**Exercise aim**
Filter the entries and keep only the lines where the string "found" appears.

**Data provided**
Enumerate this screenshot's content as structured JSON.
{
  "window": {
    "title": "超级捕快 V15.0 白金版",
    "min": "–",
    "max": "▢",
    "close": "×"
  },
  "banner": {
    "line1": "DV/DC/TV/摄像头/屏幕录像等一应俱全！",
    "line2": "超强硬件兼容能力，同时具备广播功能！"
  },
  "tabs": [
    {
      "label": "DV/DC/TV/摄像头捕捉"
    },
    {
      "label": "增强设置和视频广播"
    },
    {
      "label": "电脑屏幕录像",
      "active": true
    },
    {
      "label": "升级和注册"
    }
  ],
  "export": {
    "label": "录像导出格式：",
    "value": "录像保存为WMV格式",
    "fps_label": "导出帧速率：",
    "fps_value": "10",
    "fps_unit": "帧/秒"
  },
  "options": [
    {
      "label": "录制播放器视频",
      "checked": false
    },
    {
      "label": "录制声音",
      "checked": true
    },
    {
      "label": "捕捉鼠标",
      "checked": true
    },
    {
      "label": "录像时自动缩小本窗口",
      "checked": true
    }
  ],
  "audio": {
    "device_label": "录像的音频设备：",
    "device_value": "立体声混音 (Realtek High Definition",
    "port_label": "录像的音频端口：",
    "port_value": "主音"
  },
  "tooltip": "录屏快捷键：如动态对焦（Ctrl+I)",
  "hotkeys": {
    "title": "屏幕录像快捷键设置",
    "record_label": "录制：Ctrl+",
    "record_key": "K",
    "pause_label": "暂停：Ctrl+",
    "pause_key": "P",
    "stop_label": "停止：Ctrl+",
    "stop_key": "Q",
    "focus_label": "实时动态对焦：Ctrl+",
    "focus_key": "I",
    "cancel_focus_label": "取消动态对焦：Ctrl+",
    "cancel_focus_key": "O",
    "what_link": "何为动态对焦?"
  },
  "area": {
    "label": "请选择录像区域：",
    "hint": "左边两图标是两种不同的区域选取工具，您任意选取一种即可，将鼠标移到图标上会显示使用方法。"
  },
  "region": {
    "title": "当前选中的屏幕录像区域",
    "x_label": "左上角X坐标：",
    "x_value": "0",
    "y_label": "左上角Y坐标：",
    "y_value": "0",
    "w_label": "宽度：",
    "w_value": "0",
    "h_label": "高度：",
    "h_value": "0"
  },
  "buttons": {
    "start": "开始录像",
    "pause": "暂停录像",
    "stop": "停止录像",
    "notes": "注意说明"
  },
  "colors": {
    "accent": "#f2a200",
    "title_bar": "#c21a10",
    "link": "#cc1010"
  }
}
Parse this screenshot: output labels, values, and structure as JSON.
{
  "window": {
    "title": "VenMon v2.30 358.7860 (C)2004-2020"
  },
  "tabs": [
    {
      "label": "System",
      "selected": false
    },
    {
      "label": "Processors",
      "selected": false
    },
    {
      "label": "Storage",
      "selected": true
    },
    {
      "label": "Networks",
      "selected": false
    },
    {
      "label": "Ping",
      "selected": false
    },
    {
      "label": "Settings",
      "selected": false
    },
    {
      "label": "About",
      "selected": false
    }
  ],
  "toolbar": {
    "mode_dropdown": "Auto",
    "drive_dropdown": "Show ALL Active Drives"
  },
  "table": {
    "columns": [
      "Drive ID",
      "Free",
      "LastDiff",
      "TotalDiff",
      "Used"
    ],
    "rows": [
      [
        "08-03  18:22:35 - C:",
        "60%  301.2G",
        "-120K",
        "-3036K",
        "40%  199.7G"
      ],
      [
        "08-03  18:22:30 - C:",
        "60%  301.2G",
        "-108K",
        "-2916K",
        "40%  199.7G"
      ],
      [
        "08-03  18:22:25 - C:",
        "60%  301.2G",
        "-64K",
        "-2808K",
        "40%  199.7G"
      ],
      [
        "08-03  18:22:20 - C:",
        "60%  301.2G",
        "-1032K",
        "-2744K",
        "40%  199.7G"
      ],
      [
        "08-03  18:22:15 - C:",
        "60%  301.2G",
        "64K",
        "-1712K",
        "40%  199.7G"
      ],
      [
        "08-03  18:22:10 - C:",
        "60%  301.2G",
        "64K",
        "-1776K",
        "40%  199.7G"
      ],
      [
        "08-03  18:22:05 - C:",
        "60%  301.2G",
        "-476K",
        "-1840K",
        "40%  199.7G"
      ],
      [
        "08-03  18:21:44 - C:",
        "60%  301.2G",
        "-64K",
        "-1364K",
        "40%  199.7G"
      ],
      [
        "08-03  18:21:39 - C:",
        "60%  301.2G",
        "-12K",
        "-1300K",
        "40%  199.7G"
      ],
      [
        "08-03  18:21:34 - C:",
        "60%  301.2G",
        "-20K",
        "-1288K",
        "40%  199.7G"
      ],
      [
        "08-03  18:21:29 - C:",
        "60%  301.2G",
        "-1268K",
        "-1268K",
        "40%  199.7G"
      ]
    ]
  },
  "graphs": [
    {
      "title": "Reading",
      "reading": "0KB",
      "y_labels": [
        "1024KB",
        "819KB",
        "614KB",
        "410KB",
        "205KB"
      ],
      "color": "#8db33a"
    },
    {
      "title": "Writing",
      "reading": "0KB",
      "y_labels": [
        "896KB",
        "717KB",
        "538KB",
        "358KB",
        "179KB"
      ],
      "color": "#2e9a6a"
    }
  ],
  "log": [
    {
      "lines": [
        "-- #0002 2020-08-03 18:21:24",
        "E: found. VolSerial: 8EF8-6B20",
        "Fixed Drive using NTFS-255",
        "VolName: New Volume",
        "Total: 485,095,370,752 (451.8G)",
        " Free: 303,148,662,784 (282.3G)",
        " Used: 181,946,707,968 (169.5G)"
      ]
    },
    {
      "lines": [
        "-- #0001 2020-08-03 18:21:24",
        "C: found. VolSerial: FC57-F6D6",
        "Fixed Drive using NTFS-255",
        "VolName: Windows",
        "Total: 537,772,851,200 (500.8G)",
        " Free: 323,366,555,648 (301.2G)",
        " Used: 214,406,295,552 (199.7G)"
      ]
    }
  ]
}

**Solution to this exercise**
        "E: found. VolSerial: 8EF8-6B20",
        "C: found. VolSerial: FC57-F6D6",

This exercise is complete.